#### Records provided ####
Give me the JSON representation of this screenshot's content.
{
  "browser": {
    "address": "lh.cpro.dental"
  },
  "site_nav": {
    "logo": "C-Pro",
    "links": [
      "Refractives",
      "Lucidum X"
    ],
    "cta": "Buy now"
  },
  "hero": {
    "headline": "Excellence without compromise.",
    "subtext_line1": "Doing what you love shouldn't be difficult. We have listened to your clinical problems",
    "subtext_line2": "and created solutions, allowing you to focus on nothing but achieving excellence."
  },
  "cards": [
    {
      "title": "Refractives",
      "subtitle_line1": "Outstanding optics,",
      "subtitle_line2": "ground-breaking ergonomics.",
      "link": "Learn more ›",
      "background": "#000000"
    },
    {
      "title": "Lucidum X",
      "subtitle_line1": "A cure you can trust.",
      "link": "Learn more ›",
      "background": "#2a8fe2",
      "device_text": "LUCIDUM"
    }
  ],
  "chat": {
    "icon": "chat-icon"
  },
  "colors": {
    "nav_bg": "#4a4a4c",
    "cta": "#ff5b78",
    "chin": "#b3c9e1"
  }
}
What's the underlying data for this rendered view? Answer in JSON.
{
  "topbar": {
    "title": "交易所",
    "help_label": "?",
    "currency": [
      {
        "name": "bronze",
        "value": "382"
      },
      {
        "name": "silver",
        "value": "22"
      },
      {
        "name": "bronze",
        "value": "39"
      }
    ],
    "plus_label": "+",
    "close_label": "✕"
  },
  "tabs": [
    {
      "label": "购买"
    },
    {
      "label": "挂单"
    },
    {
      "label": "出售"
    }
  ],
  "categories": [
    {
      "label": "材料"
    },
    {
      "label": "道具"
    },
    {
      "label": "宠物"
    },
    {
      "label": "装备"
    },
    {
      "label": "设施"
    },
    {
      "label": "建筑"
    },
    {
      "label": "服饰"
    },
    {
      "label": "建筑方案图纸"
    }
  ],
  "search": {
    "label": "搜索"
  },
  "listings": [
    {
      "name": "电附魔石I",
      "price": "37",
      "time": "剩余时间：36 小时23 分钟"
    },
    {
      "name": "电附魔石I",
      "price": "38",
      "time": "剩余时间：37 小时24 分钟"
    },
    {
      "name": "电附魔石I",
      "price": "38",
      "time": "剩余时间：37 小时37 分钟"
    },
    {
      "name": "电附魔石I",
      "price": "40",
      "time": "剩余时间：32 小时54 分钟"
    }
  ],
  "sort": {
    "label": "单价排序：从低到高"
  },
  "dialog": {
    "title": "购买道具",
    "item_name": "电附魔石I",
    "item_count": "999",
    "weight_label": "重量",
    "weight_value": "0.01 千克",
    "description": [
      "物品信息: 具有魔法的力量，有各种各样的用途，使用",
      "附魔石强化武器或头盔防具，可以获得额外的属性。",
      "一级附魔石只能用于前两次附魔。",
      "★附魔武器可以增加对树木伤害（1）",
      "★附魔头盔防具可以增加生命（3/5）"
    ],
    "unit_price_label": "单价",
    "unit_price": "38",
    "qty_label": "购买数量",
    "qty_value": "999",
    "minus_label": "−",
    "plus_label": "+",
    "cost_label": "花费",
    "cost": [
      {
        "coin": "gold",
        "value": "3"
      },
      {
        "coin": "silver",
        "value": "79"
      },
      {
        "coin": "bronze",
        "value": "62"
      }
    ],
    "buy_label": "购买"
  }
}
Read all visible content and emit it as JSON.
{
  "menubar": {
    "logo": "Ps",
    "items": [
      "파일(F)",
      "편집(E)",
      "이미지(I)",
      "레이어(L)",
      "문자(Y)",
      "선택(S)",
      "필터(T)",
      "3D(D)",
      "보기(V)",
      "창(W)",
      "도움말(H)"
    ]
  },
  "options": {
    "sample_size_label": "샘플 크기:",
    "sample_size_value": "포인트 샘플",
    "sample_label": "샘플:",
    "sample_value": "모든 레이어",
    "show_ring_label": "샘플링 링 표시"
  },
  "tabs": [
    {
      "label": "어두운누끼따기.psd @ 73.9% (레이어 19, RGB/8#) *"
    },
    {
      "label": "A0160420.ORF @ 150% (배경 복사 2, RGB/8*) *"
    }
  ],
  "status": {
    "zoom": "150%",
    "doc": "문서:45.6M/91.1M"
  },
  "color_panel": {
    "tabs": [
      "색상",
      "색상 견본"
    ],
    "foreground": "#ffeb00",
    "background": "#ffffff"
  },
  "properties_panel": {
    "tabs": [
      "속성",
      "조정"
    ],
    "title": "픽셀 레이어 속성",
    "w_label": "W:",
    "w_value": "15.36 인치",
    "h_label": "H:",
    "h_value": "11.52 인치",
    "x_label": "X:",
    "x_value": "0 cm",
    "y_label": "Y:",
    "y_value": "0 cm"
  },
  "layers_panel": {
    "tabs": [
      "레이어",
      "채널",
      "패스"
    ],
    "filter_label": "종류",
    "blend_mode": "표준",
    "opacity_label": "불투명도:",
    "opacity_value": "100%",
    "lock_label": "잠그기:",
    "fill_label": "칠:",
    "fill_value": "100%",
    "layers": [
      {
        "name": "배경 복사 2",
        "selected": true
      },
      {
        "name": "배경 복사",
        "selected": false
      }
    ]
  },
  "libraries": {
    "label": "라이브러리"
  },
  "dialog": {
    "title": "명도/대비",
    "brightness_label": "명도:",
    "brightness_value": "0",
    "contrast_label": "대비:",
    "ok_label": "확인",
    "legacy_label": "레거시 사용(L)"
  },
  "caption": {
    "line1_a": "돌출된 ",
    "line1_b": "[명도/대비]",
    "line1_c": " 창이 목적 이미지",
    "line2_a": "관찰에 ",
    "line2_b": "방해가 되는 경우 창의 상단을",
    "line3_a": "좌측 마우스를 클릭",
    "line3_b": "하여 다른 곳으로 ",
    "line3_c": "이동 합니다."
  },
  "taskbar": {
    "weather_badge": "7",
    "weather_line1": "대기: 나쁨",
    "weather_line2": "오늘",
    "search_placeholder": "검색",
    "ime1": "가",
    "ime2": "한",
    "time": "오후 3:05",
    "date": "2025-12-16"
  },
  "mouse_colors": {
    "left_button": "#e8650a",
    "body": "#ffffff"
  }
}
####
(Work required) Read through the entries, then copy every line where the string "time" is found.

(Problem solution)
      "time": "剩余时间：36 小时23 分钟"
      "time": "剩余时间：37 小时24 分钟"
      "time": "剩余时间：37 小时37 分钟"
      "time": "剩余时间：32 小时54 分钟"
    "time": "오후 3:05",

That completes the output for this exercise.